Wearing a black gown studded with enormous red roses, Arleen Hurtado poured on the heat in "Tomame en Cuento," her arms slicing the air, her heel work thunderous.

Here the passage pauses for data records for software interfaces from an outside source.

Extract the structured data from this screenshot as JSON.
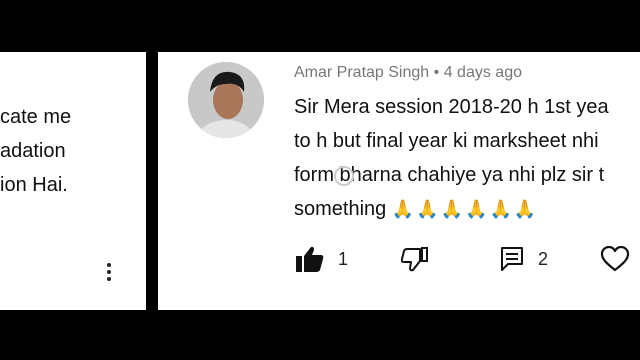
{
  "left_card": {
    "lines": [
      "cate me",
      "adation",
      "ion Hai."
    ]
  },
  "comment": {
    "author": "Amar Pratap Singh",
    "separator": "•",
    "time": "4 days ago",
    "lines": [
      "Sir Mera session 2018-20 h 1st yea",
      "to h but final year ki marksheet nhi",
      "form bharna chahiye ya nhi plz sir t",
      "something"
    ],
    "emoji": "🙏🙏🙏🙏🙏🙏",
    "likes": "1",
    "replies": "2"
  },
  "icons": {
    "like": "thumbs-up-icon",
    "dislike": "thumbs-down-icon",
    "reply": "reply-comment-icon",
    "heart": "heart-icon",
    "more": "more-vertical-icon"
  },
  "colors": {
    "text": "#111111",
    "meta": "#777777",
    "background": "#ffffff",
    "letterbox": "#000000"
  }
}
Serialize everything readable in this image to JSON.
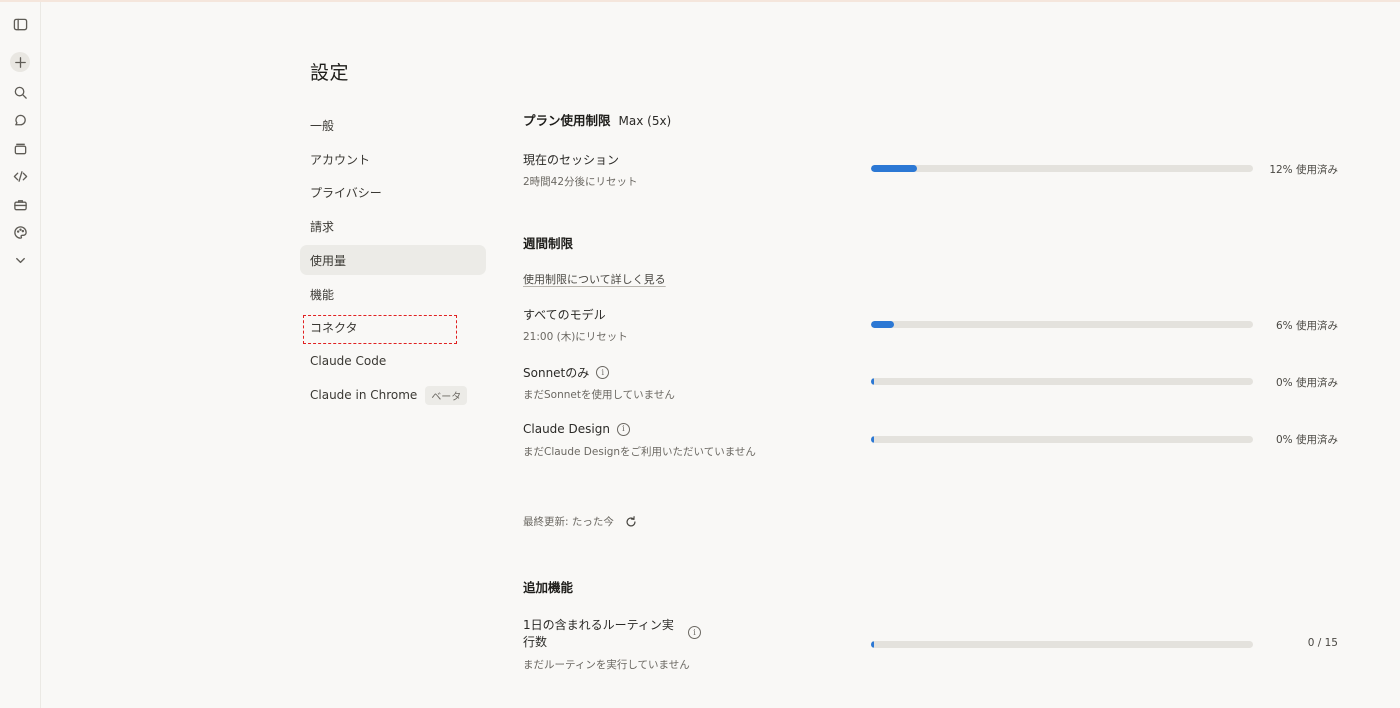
{
  "sidebar_rail": {
    "icons": [
      "sidebar-toggle-icon",
      "new-chat-icon",
      "search-icon",
      "chat-icon",
      "projects-icon",
      "code-icon",
      "toolbox-icon",
      "palette-icon",
      "chevron-down-icon"
    ]
  },
  "page": {
    "title": "設定"
  },
  "nav": {
    "items": [
      {
        "label": "一般"
      },
      {
        "label": "アカウント"
      },
      {
        "label": "プライバシー"
      },
      {
        "label": "請求"
      },
      {
        "label": "使用量",
        "active": true
      },
      {
        "label": "機能"
      },
      {
        "label": "コネクタ"
      },
      {
        "label": "Claude Code"
      },
      {
        "label": "Claude in Chrome",
        "badge": "ベータ"
      }
    ]
  },
  "plan": {
    "title": "プラン使用制限",
    "tier": "Max (5x)",
    "session": {
      "label": "現在のセッション",
      "sub": "2時間42分後にリセット",
      "percent": 12,
      "pct_text": "12% 使用済み"
    }
  },
  "weekly": {
    "title": "週間制限",
    "link": "使用制限について詳しく見る",
    "rows": [
      {
        "label": "すべてのモデル",
        "sub": "21:00 (木)にリセット",
        "percent": 6,
        "pct_text": "6% 使用済み",
        "info": false
      },
      {
        "label": "Sonnetのみ",
        "sub": "まだSonnetを使用していません",
        "percent": 0,
        "pct_text": "0% 使用済み",
        "info": true
      },
      {
        "label": "Claude Design",
        "sub": "まだClaude Designをご利用いただいていません",
        "percent": 0,
        "pct_text": "0% 使用済み",
        "info": true
      }
    ],
    "last_updated": "最終更新: たった今"
  },
  "extra": {
    "title": "追加機能",
    "routine": {
      "label_line1": "1日の含まれるルーティン実",
      "label_line2": "行数",
      "sub": "まだルーティンを実行していません",
      "used": 0,
      "total": 15,
      "count_text": "0 / 15"
    }
  },
  "colors": {
    "accent": "#2c78d4",
    "track": "#e4e2dd",
    "highlight": "#e02020"
  }
}
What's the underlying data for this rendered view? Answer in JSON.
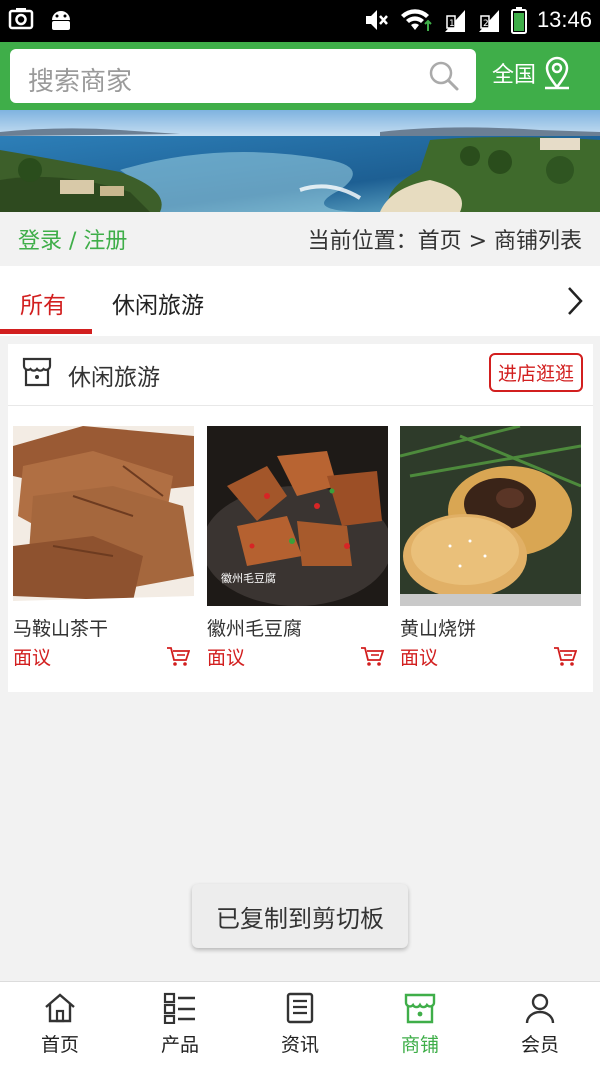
{
  "status_bar": {
    "time": "13:46"
  },
  "search": {
    "placeholder": "搜索商家"
  },
  "region": {
    "label": "全国"
  },
  "breadcrumb": {
    "login": "登录 / 注册",
    "location": "当前位置：首页 > 商铺列表"
  },
  "tabs": [
    {
      "label": "所有",
      "active": true
    },
    {
      "label": "休闲旅游",
      "active": false
    }
  ],
  "shop": {
    "name": "休闲旅游",
    "visit_label": "进店逛逛",
    "products": [
      {
        "name": "马鞍山茶干",
        "price": "面议"
      },
      {
        "name": "徽州毛豆腐",
        "price": "面议",
        "image_caption": "徽州毛豆腐"
      },
      {
        "name": "黄山烧饼",
        "price": "面议"
      }
    ]
  },
  "toast": {
    "message": "已复制到剪切板"
  },
  "nav": [
    {
      "label": "首页",
      "icon": "home-icon",
      "active": false
    },
    {
      "label": "产品",
      "icon": "product-list-icon",
      "active": false
    },
    {
      "label": "资讯",
      "icon": "news-icon",
      "active": false
    },
    {
      "label": "商铺",
      "icon": "shop-icon",
      "active": true
    },
    {
      "label": "会员",
      "icon": "member-icon",
      "active": false
    }
  ],
  "colors": {
    "brand_green": "#3fae49",
    "accent_red": "#d21f1f"
  }
}
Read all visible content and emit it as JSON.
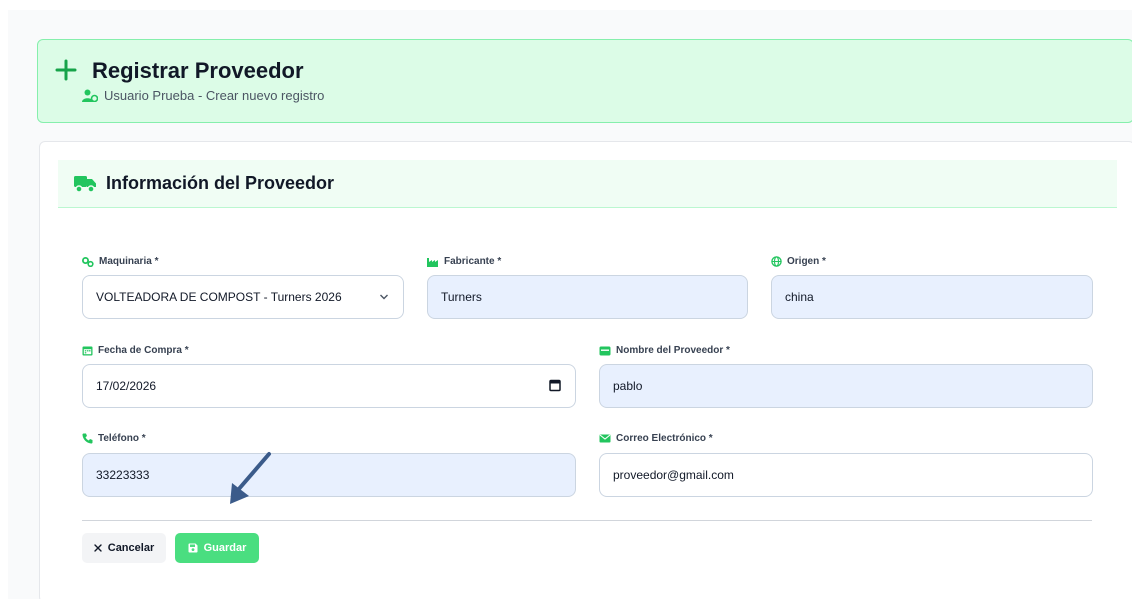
{
  "header": {
    "title": "Registrar Proveedor",
    "subtitle": "Usuario Prueba - Crear nuevo registro"
  },
  "section": {
    "title": "Información del Proveedor"
  },
  "fields": {
    "maquinaria": {
      "label": "Maquinaria *",
      "value": "VOLTEADORA DE COMPOST - Turners 2026",
      "icon": "cogs-icon"
    },
    "fabricante": {
      "label": "Fabricante *",
      "value": "Turners",
      "icon": "industry-icon"
    },
    "origen": {
      "label": "Origen *",
      "value": "china",
      "icon": "globe-icon"
    },
    "fecha_compra": {
      "label": "Fecha de Compra *",
      "value": "17/02/2026",
      "icon": "calendar-icon"
    },
    "nombre_proveedor": {
      "label": "Nombre del Proveedor *",
      "value": "pablo",
      "icon": "id-card-icon"
    },
    "telefono": {
      "label": "Teléfono *",
      "value": "33223333",
      "icon": "phone-icon"
    },
    "correo": {
      "label": "Correo Electrónico *",
      "value": "proveedor@gmail.com",
      "icon": "envelope-icon"
    }
  },
  "buttons": {
    "cancel": "Cancelar",
    "save": "Guardar"
  },
  "colors": {
    "accent": "#22c55e",
    "header_bg": "#dcfce7",
    "filled_input": "#e8f0fe",
    "arrow": "#3b5b8a"
  }
}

Less fierce, but also distinguished by powerful use of the arms, La Karina stalked the stage in a black dress with purple underskirt in "A Mi Aire": weighty, womanly and impressively theatrical.
However, the big discovery may have been Marcellina de Luna, emerging from darkness in a pewter-colored gown with net sleeves for "Mas Alla del Pasado," in which refined technique, deep emotion and, particularly, ravishing body-sculpture heralded an artist ready for the ascent to stardom.
Ill-matched but individually promising, Isavel de Cordoba and Paty Lopez appeared in a feisty confrontational duet on Program 2.
Besides the dancers themselves, the choreographers for "Sangre Nueva" included Roberto Amaral, Yolanda Arroyo, Laila del Monte and Lorenzo Montoya. "Los Fiesteros" incorporated, at various times, Corina del Sol, Emilio, Isabel Flores, Polo, Carola Marquez, Linda Vallejo and the featured artists.